* **Problem description**:
Copy each line below in which the string "title" appears.

━━ Information supplied ━━

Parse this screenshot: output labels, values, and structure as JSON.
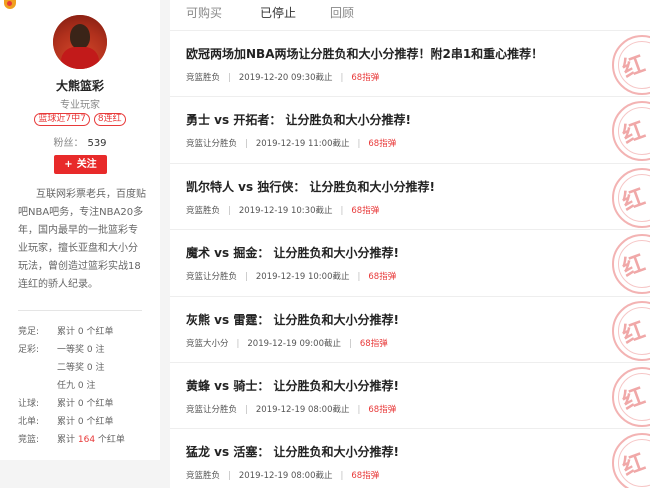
{
  "profile": {
    "name": "大熊篮彩",
    "role": "专业玩家",
    "badges": [
      "篮球近7中7",
      "8连红"
    ],
    "fans_label": "粉丝：",
    "fans_count": "539",
    "follow_label": "关注",
    "bio": "互联网彩票老兵，百度贴吧NBA吧务，专注NBA20多年，国内最早的一批篮彩专业玩家，擅长亚盘和大小分玩法，曾创造过篮彩实战18连红的骄人纪录。"
  },
  "stats": [
    {
      "cat": "竞足:",
      "pre": "累计 ",
      "num": "0",
      "post": " 个红单"
    },
    {
      "cat": "足彩:",
      "pre": "一等奖 ",
      "num": "0",
      "post": " 注"
    },
    {
      "cat": "",
      "pre": "二等奖 ",
      "num": "0",
      "post": " 注"
    },
    {
      "cat": "",
      "pre": "任九 ",
      "num": "0",
      "post": " 注"
    },
    {
      "cat": "让球:",
      "pre": "累计 ",
      "num": "0",
      "post": " 个红单"
    },
    {
      "cat": "北单:",
      "pre": "累计 ",
      "num": "0",
      "post": " 个红单"
    },
    {
      "cat": "竞篮:",
      "pre": "累计 ",
      "num": "164",
      "post": " 个红单"
    }
  ],
  "tabs": [
    "可购买",
    "已停止",
    "回顾"
  ],
  "active_tab": "已停止",
  "articles": [
    {
      "title": "欧冠两场加NBA两场让分胜负和大小分推荐！附2串1和重心推荐！",
      "category": "竞篮胜负",
      "time": "2019-12-20 09:30截止",
      "popularity": "68指弹"
    },
    {
      "title": "勇士 vs 开拓者： 让分胜负和大小分推荐!",
      "category": "竞篮让分胜负",
      "time": "2019-12-19 11:00截止",
      "popularity": "68指弹"
    },
    {
      "title": "凯尔特人 vs 独行侠： 让分胜负和大小分推荐!",
      "category": "竞篮胜负",
      "time": "2019-12-19 10:30截止",
      "popularity": "68指弹"
    },
    {
      "title": "魔术 vs 掘金： 让分胜负和大小分推荐!",
      "category": "竞篮让分胜负",
      "time": "2019-12-19 10:00截止",
      "popularity": "68指弹"
    },
    {
      "title": "灰熊 vs 雷霆： 让分胜负和大小分推荐!",
      "category": "竞篮大小分",
      "time": "2019-12-19 09:00截止",
      "popularity": "68指弹"
    },
    {
      "title": "黄蜂 vs 骑士： 让分胜负和大小分推荐!",
      "category": "竞篮让分胜负",
      "time": "2019-12-19 08:00截止",
      "popularity": "68指弹"
    },
    {
      "title": "猛龙 vs 活塞： 让分胜负和大小分推荐!",
      "category": "竞篮胜负",
      "time": "2019-12-19 08:00截止",
      "popularity": "68指弹"
    }
  ],
  "stamp_glyph": "红",
  "colors": {
    "accent": "#e82a2a",
    "stamp": "#f0a8a8"
  }
}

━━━

* **Problem solution**:
      "title": "欧冠两场加NBA两场让分胜负和大小分推荐！附2串1和重心推荐！",
      "title": "勇士 vs 开拓者： 让分胜负和大小分推荐!",
      "title": "凯尔特人 vs 独行侠： 让分胜负和大小分推荐!",
      "title": "魔术 vs 掘金： 让分胜负和大小分推荐!",
      "title": "灰熊 vs 雷霆： 让分胜负和大小分推荐!",
      "title": "黄蜂 vs 骑士： 让分胜负和大小分推荐!",
      "title": "猛龙 vs 活塞： 让分胜负和大小分推荐!",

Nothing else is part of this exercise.